- WHAT YOU SHOULD DO
Print all the entries verbatim.

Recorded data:
== Segment start ==

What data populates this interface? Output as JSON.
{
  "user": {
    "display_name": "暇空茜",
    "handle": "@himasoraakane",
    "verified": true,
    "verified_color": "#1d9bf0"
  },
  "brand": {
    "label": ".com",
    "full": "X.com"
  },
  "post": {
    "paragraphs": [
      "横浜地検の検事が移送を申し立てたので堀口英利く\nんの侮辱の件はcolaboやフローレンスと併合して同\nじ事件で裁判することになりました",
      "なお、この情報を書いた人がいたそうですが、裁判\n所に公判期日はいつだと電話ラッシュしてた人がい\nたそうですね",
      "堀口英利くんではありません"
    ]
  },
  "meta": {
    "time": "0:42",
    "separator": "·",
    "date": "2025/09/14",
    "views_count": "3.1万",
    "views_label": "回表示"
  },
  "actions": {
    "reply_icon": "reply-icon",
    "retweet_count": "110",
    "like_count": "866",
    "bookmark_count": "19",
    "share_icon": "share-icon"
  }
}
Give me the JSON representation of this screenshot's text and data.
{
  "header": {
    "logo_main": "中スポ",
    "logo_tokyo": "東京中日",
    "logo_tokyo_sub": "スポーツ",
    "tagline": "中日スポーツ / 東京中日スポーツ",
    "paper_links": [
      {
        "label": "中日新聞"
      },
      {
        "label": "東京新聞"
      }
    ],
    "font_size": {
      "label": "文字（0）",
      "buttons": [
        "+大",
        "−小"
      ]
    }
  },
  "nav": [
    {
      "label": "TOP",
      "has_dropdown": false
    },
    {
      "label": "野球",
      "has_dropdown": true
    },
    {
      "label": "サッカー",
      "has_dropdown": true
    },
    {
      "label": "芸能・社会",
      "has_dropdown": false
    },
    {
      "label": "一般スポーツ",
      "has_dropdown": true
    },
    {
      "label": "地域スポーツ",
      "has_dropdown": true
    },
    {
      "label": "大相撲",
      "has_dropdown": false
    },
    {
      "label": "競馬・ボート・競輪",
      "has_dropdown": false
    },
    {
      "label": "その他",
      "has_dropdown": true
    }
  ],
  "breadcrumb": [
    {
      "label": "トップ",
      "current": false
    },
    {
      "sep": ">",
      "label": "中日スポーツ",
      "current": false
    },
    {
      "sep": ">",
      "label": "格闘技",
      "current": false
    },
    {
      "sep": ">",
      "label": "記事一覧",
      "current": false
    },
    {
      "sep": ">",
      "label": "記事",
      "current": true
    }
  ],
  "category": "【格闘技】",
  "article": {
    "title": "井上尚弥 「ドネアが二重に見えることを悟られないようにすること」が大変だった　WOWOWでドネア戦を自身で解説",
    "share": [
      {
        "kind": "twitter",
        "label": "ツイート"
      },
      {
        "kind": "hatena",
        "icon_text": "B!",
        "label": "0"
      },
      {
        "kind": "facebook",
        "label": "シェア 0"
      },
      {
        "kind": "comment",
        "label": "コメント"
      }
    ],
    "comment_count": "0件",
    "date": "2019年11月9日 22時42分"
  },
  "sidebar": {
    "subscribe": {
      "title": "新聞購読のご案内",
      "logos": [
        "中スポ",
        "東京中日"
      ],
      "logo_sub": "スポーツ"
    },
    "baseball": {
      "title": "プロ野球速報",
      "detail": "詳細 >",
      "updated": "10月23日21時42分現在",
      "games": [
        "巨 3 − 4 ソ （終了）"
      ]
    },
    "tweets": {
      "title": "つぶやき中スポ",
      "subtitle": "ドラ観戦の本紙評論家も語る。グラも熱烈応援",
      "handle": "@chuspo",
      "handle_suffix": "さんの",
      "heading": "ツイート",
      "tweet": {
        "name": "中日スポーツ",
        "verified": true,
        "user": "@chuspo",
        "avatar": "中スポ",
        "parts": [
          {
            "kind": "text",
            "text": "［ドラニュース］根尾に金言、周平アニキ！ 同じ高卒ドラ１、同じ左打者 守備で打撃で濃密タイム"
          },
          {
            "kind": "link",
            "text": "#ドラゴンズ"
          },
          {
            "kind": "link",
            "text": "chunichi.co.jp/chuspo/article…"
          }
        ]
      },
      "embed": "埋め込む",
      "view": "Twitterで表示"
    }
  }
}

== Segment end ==

- OUTPUT FOR THIS EXERCISE
What data populates this interface? Output as JSON.
{
  "user": {
    "display_name": "暇空茜",
    "handle": "@himasoraakane",
    "verified": true,
    "verified_color": "#1d9bf0"
  },
  "brand": {
    "label": ".com",
    "full": "X.com"
  },
  "post": {
    "paragraphs": [
      "横浜地検の検事が移送を申し立てたので堀口英利く\nんの侮辱の件はcolaboやフローレンスと併合して同\nじ事件で裁判することになりました",
      "なお、この情報を書いた人がいたそうですが、裁判\n所に公判期日はいつだと電話ラッシュしてた人がい\nたそうですね",
      "堀口英利くんではありません"
    ]
  },
  "meta": {
    "time": "0:42",
    "separator": "·",
    "date": "2025/09/14",
    "views_count": "3.1万",
    "views_label": "回表示"
  },
  "actions": {
    "reply_icon": "reply-icon",
    "retweet_count": "110",
    "like_count": "866",
    "bookmark_count": "19",
    "share_icon": "share-icon"
  }
}
Give me the JSON representation of this screenshot's text and data.
{
  "header": {
    "logo_main": "中スポ",
    "logo_tokyo": "東京中日",
    "logo_tokyo_sub": "スポーツ",
    "tagline": "中日スポーツ / 東京中日スポーツ",
    "paper_links": [
      {
        "label": "中日新聞"
      },
      {
        "label": "東京新聞"
      }
    ],
    "font_size": {
      "label": "文字（0）",
      "buttons": [
        "+大",
        "−小"
      ]
    }
  },
  "nav": [
    {
      "label": "TOP",
      "has_dropdown": false
    },
    {
      "label": "野球",
      "has_dropdown": true
    },
    {
      "label": "サッカー",
      "has_dropdown": true
    },
    {
      "label": "芸能・社会",
      "has_dropdown": false
    },
    {
      "label": "一般スポーツ",
      "has_dropdown": true
    },
    {
      "label": "地域スポーツ",
      "has_dropdown": true
    },
    {
      "label": "大相撲",
      "has_dropdown": false
    },
    {
      "label": "競馬・ボート・競輪",
      "has_dropdown": false
    },
    {
      "label": "その他",
      "has_dropdown": true
    }
  ],
  "breadcrumb": [
    {
      "label": "トップ",
      "current": false
    },
    {
      "sep": ">",
      "label": "中日スポーツ",
      "current": false
    },
    {
      "sep": ">",
      "label": "格闘技",
      "current": false
    },
    {
      "sep": ">",
      "label": "記事一覧",
      "current": false
    },
    {
      "sep": ">",
      "label": "記事",
      "current": true
    }
  ],
  "category": "【格闘技】",
  "article": {
    "title": "井上尚弥 「ドネアが二重に見えることを悟られないようにすること」が大変だった　WOWOWでドネア戦を自身で解説",
    "share": [
      {
        "kind": "twitter",
        "label": "ツイート"
      },
      {
        "kind": "hatena",
        "icon_text": "B!",
        "label": "0"
      },
      {
        "kind": "facebook",
        "label": "シェア 0"
      },
      {
        "kind": "comment",
        "label": "コメント"
      }
    ],
    "comment_count": "0件",
    "date": "2019年11月9日 22時42分"
  },
  "sidebar": {
    "subscribe": {
      "title": "新聞購読のご案内",
      "logos": [
        "中スポ",
        "東京中日"
      ],
      "logo_sub": "スポーツ"
    },
    "baseball": {
      "title": "プロ野球速報",
      "detail": "詳細 >",
      "updated": "10月23日21時42分現在",
      "games": [
        "巨 3 − 4 ソ （終了）"
      ]
    },
    "tweets": {
      "title": "つぶやき中スポ",
      "subtitle": "ドラ観戦の本紙評論家も語る。グラも熱烈応援",
      "handle": "@chuspo",
      "handle_suffix": "さんの",
      "heading": "ツイート",
      "tweet": {
        "name": "中日スポーツ",
        "verified": true,
        "user": "@chuspo",
        "avatar": "中スポ",
        "parts": [
          {
            "kind": "text",
            "text": "［ドラニュース］根尾に金言、周平アニキ！ 同じ高卒ドラ１、同じ左打者 守備で打撃で濃密タイム"
          },
          {
            "kind": "link",
            "text": "#ドラゴンズ"
          },
          {
            "kind": "link",
            "text": "chunichi.co.jp/chuspo/article…"
          }
        ]
      },
      "embed": "埋め込む",
      "view": "Twitterで表示"
    }
  }
}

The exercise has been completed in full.